━━━ Material provided ━━━

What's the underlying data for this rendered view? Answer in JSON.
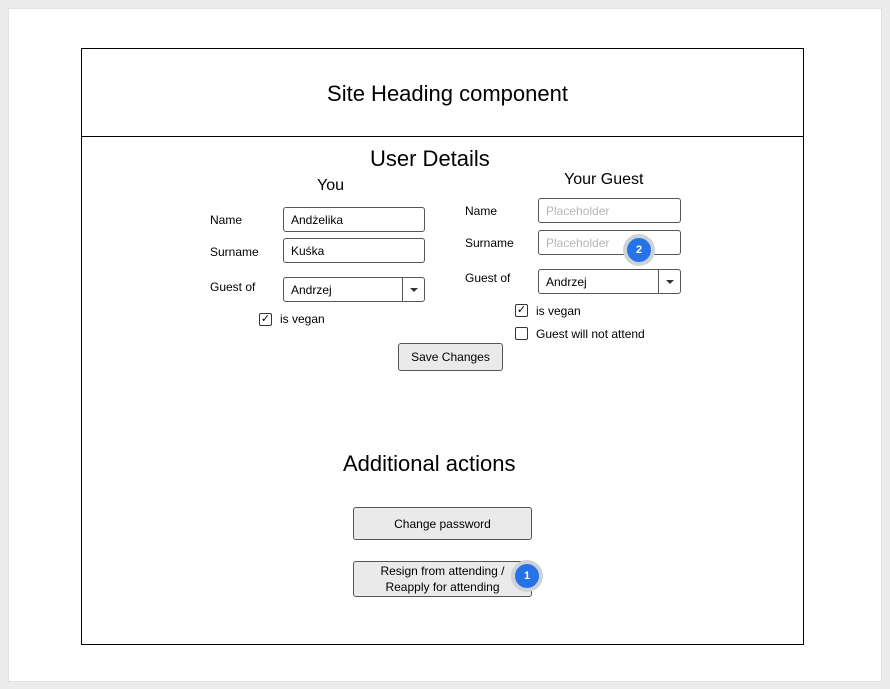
{
  "site_heading": "Site Heading component",
  "user_details": {
    "title": "User Details",
    "you": {
      "title": "You",
      "name_label": "Name",
      "name_value": "Andżelika",
      "surname_label": "Surname",
      "surname_value": "Kuśka",
      "guest_of_label": "Guest of",
      "guest_of_value": "Andrzej",
      "vegan_label": "is vegan",
      "vegan_checked": true
    },
    "guest": {
      "title": "Your Guest",
      "name_label": "Name",
      "name_placeholder": "Placeholder",
      "surname_label": "Surname",
      "surname_placeholder": "Placeholder",
      "guest_of_label": "Guest of",
      "guest_of_value": "Andrzej",
      "vegan_label": "is vegan",
      "vegan_checked": true,
      "not_attend_label": "Guest will not attend",
      "not_attend_checked": false
    },
    "save_label": "Save Changes"
  },
  "additional": {
    "title": "Additional actions",
    "change_password_label": "Change password",
    "resign_line1": "Resign from attending /",
    "resign_line2": "Reapply for attending"
  },
  "badges": {
    "badge1": "1",
    "badge2": "2"
  },
  "colors": {
    "badge_blue": "#2573e6",
    "badge_ring": "#cfd3d8",
    "button_bg": "#eaeaea"
  }
}
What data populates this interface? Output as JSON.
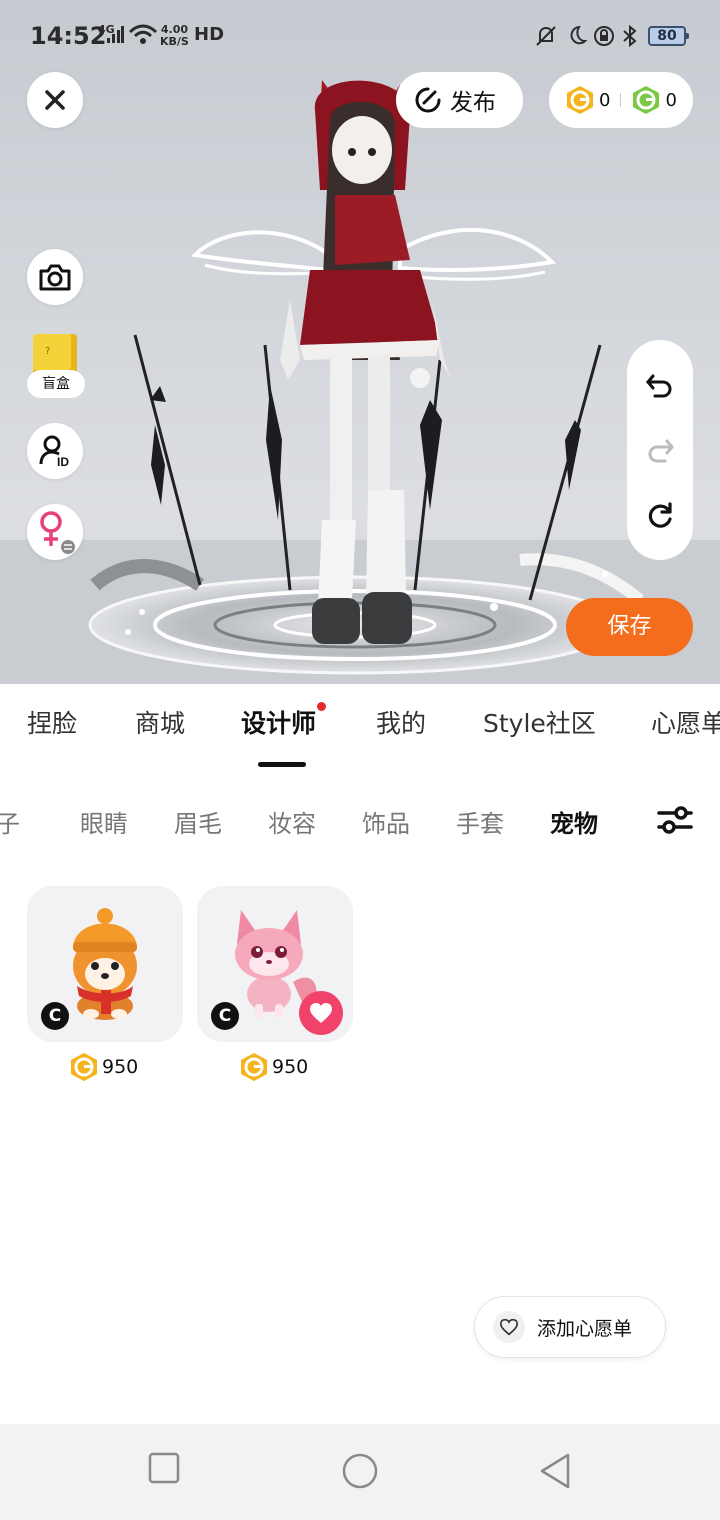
{
  "status_bar": {
    "time": "14:52",
    "network": "4G",
    "speed_value": "4.00",
    "speed_unit": "KB/S",
    "hd": "HD",
    "battery": "80"
  },
  "header": {
    "publish_label": "发布",
    "gold_coins": "0",
    "green_coins": "0"
  },
  "side_tools": {
    "blind_box_label": "盲盒",
    "blind_box_mark": "?"
  },
  "save_label": "保存",
  "tabs": [
    {
      "label": "捏脸"
    },
    {
      "label": "商城"
    },
    {
      "label": "设计师"
    },
    {
      "label": "我的"
    },
    {
      "label": "Style社区"
    },
    {
      "label": "心愿单"
    }
  ],
  "sub_tabs": [
    {
      "label": "鞋子"
    },
    {
      "label": "眼睛"
    },
    {
      "label": "眉毛"
    },
    {
      "label": "妆容"
    },
    {
      "label": "饰品"
    },
    {
      "label": "手套"
    },
    {
      "label": "宠物"
    }
  ],
  "items": [
    {
      "badge": "C",
      "price": "950"
    },
    {
      "badge": "C",
      "price": "950"
    }
  ],
  "wishlist_label": "添加心愿单",
  "colors": {
    "accent_orange": "#f36d1c",
    "tab_dot": "#e42929",
    "heart_pink": "#f0426a",
    "coin_gold": "#f5b31c",
    "coin_green": "#7ac943"
  },
  "icons": [
    "close-icon",
    "publish-icon",
    "gold-coin-icon",
    "green-coin-icon",
    "camera-icon",
    "blind-box-icon",
    "avatar-id-icon",
    "gender-switch-icon",
    "undo-icon",
    "redo-icon",
    "reset-icon",
    "filter-icon",
    "heart-icon",
    "nav-recents-icon",
    "nav-home-icon",
    "nav-back-icon"
  ]
}
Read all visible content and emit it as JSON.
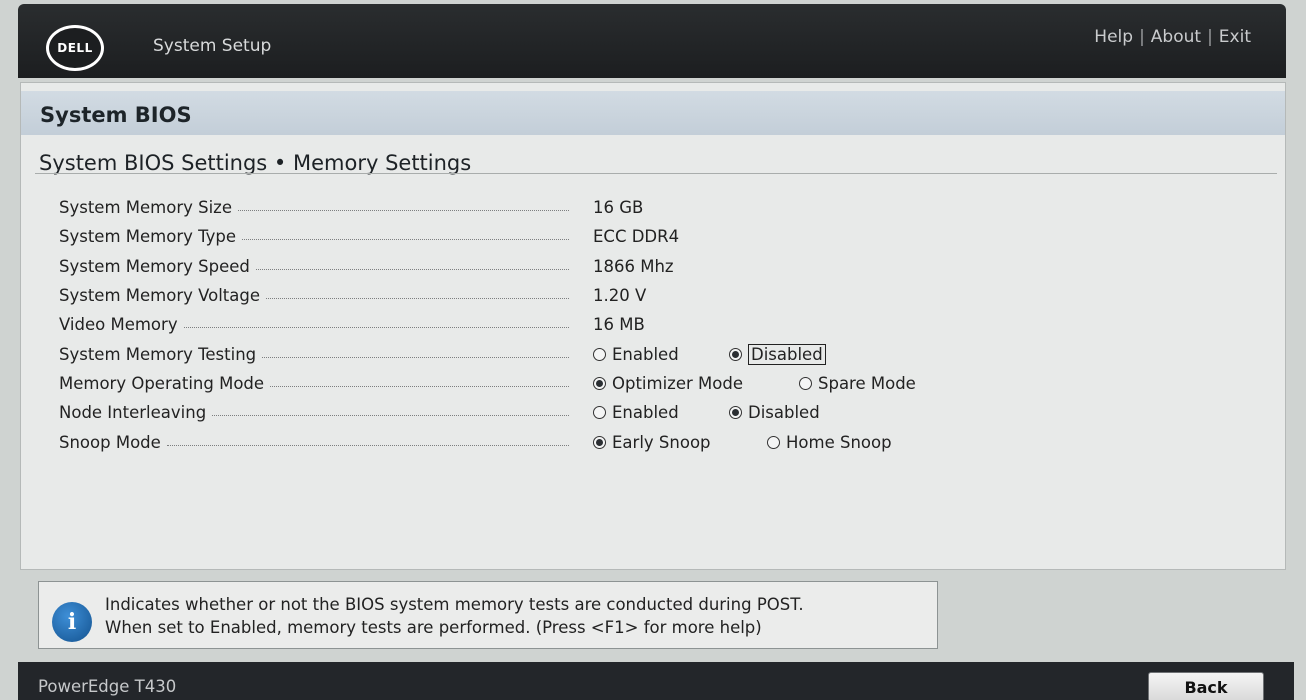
{
  "header": {
    "logo": "DELL",
    "title": "System Setup",
    "links": [
      "Help",
      "About",
      "Exit"
    ]
  },
  "section": {
    "title": "System BIOS"
  },
  "page": {
    "title": "System BIOS Settings • Memory Settings"
  },
  "settings": [
    {
      "label": "System Memory Size",
      "value": "16 GB"
    },
    {
      "label": "System Memory Type",
      "value": "ECC DDR4"
    },
    {
      "label": "System Memory Speed",
      "value": "1866 Mhz"
    },
    {
      "label": "System Memory Voltage",
      "value": "1.20 V"
    },
    {
      "label": "Video Memory",
      "value": "16 MB"
    },
    {
      "label": "System Memory Testing",
      "options": [
        "Enabled",
        "Disabled"
      ],
      "selected": "Disabled",
      "focused": "Disabled"
    },
    {
      "label": "Memory Operating Mode",
      "options": [
        "Optimizer Mode",
        "Spare Mode"
      ],
      "selected": "Optimizer Mode"
    },
    {
      "label": "Node Interleaving",
      "options": [
        "Enabled",
        "Disabled"
      ],
      "selected": "Disabled"
    },
    {
      "label": "Snoop Mode",
      "options": [
        "Early Snoop",
        "Home Snoop"
      ],
      "selected": "Early Snoop"
    }
  ],
  "help": {
    "icon": "info-icon",
    "line1": "Indicates whether or not the BIOS system memory tests are conducted during POST.",
    "line2": "When set to Enabled, memory tests are performed. (Press <F1> for more help)"
  },
  "footer": {
    "model": "PowerEdge T430",
    "back_label": "Back"
  }
}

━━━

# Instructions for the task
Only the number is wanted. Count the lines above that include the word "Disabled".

# Written answer
5